extended if you are ordered to active duty.
To learn more, visit https://www.benefits.va.gov/gibill/mgib_sr.asp.
Veteran's Educational Assistance Program (VEAP)
VEAP is the post-Vietnam era Veterans Educational Assistance
Program for those who entered active duty for the first time
between Jan. 1, 1977, and June 30, 1985, and contributed to the
VEAP fund while on active duty or had contributions made for them
by the military.
To qualify you must meet the following requirements:
- Entered service for the first time between Jan. 1, 1977, and
June 30, 1985 (for all branches other than Air Force).
- Opened a contribution account before April 1, 1987.
- Voluntarily contributed from $25 to $2,700.
- Completed your first period of service.
- Were discharged or released from service under conditions other
If you are currently on active duty and wish to receive VEAP
benefits, you must have at least three months of contributions
To learn more, visit https://www.benefits.va.gov/gibill/veap.asp.
Vocational Rehabilitation and Employment
Service-disabled veterans may be eligible for vocational
rehabilitation from the U.S. Department of Veterans Affairs.
Benefits may include education or training to qualify for
employment, counseling, tutorial assistance and medical
To learn more, visit https://www.benefits.va.gov/vocrehab/.
Survivors and Dependents Assistance
Educational benefits also are available to veterans' dependents
if the veteran (spouse or parent) died in service, was totally
disabled, or is listed as missing in action or captured in the line
of duty by a hostile force or a foreign government power.
The transferability option under the Post-9/11 GI bill allows
Servicemenbers to transfer all or some unused benefits to their
spouse or dependent children. The request to transfer unused GI
Bill benefits to eligible dependents must be completed while
serving as an active member of the Armed Forces. If you're
eligible, you may transfer benefits to the following
- Your spouse
- One or more of your children
- Any combination of your spouse and child
To learn more, visit https://www.benefits.va.gov/gibill/survivor_dependent_assistance.asp.
Veterans' Work-Study Program
If you're a full-time or 3/4-time student in a college degree,
vocational, or professional program, you can "earn while you learn"
with a VA work-study allowance.
VA will select students for the work-study program based on
different factors.
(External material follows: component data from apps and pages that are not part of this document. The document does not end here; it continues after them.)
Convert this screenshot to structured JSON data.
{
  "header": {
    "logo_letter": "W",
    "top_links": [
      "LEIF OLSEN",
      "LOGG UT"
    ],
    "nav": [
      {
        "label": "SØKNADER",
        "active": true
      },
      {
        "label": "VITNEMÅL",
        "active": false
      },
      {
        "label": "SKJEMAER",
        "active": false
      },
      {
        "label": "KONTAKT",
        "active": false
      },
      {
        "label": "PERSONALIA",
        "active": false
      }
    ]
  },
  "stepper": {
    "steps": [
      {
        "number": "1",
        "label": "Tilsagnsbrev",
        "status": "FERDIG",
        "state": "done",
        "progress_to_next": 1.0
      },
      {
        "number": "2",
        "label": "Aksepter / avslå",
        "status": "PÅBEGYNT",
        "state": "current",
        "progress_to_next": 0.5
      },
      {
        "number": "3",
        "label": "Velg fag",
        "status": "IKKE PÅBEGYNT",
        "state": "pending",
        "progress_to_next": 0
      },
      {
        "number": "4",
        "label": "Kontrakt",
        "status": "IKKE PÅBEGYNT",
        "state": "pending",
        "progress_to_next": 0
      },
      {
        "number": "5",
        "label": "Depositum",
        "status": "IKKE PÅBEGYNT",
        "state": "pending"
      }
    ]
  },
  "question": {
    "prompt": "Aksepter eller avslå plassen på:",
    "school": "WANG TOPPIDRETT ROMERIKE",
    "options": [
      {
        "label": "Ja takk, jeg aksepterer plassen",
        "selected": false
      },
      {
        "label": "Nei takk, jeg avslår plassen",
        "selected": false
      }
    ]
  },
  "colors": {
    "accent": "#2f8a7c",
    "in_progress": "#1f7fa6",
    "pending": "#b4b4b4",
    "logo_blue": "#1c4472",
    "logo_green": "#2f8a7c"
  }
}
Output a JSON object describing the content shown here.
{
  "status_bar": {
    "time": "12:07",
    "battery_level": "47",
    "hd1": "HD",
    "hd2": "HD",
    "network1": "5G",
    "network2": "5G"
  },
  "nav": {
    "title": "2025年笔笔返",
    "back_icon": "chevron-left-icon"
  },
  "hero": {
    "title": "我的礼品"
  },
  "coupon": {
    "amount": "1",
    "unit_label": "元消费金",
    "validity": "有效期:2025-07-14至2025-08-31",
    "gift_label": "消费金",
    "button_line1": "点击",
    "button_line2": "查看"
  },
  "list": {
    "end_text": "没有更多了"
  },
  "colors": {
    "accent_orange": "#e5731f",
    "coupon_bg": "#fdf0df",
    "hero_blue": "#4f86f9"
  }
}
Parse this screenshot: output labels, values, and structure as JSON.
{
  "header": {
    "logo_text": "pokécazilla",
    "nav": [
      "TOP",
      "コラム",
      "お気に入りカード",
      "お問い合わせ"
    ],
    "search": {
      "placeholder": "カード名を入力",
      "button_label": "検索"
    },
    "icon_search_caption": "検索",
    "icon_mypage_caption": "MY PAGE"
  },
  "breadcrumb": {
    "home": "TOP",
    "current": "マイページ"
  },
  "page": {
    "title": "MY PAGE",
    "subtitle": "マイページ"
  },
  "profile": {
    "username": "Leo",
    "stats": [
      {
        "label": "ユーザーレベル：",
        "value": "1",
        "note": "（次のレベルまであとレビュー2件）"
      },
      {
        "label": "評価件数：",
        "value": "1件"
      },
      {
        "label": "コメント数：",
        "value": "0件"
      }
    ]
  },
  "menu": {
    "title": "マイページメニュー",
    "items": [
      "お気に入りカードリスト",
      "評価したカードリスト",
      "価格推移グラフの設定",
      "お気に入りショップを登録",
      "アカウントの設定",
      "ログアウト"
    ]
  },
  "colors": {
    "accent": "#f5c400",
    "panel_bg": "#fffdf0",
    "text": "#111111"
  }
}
Such factors include:
- Ability of the student to complete the work-study contract
before the end of his or her eligibility to education benefits
- Job availability within normal commuting distance to the
The number of applicants selected will depend on the
availability of VA-related work at your school or at VA facilities
in your area. Veterans with service-connected disabilities of at
least 30% may be give priority consideration.
To learn more, visit https://www.benefits.va.gov/gibill/workstudy.asp.
State Educational Benefits
National Guard Tuition Waiver
The Oklahoma National Guard Tuition Waiver is established as an
incentive for qualified young men and women to join the Oklahoma
National Guard and as a means to retain skilled, productive
citizens within the state.
Who is eligible?
A student who is a member of the Oklahoma National Guard shall
be eligible for a full resident tuition waiver (up to 18 credit
hours per semester per institution), provided the student:
- Is a bona fide member of the Oklahoma National Guard at the
beginning of the semester for which he/she is applying for a
scholarship or by the scholarship application deadline determined
by the institution.
- Has been certified as a member in good standing by the Adjunct
- Is an Oklahoma resident.
- Does not currently hold a baccalaureate or graduate degree.
(Must be pursuing an associate or baccalaureate degree and enroll
in a minimum of three credit hours.)
- Meets all admission and retention requirements of the
To learn more, visit the National Guard
Tuition Waiver page, contact the Oklahoma National Guard at
800.GO.GUARD or visit https://ok.ng.mil/Pages/Tuition-Waiver.aspx
Athletes considering a National Collegiate Athletic Association
college should contact the NCAA for information on college
recruiting rules, grade point average and testing requirements.
Visit www.NCAA.org or write to the NCAA at 700 W. Washington
Street, PO Box 6222, Indianapolis, IN, 46206-6222, or call